→ Assignment
Needed from the entries below: every line that holds the word "name".

[Entries from a dataset of interfaces]
···

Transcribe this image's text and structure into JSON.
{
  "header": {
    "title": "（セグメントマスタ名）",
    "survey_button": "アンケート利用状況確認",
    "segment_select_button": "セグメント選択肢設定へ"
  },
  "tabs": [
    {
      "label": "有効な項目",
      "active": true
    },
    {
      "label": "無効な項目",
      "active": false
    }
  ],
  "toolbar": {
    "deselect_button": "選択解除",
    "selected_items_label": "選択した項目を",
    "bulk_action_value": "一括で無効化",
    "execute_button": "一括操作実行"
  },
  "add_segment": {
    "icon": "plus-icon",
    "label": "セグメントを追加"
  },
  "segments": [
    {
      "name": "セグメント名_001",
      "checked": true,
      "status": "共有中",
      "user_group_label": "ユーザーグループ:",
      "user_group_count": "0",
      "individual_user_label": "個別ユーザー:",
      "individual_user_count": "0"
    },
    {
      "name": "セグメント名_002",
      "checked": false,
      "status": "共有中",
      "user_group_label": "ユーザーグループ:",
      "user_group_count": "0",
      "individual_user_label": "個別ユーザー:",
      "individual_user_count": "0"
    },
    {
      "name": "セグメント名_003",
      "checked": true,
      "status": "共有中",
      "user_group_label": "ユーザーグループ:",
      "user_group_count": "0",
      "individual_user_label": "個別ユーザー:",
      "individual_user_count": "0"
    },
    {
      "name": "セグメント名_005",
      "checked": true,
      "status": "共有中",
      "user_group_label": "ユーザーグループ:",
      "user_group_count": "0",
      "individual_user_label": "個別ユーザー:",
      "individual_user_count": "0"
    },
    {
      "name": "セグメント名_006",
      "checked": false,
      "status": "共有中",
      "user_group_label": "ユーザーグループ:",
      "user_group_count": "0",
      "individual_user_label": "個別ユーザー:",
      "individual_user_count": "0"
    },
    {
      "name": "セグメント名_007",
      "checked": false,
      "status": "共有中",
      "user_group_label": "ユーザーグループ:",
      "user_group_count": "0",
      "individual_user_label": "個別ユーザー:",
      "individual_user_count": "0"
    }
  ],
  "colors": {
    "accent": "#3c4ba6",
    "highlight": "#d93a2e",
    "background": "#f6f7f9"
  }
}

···

→ Exercise solution
      "name": "セグメント名_001",
      "name": "セグメント名_002",
      "name": "セグメント名_003",
      "name": "セグメント名_005",
      "name": "セグメント名_006",
      "name": "セグメント名_007",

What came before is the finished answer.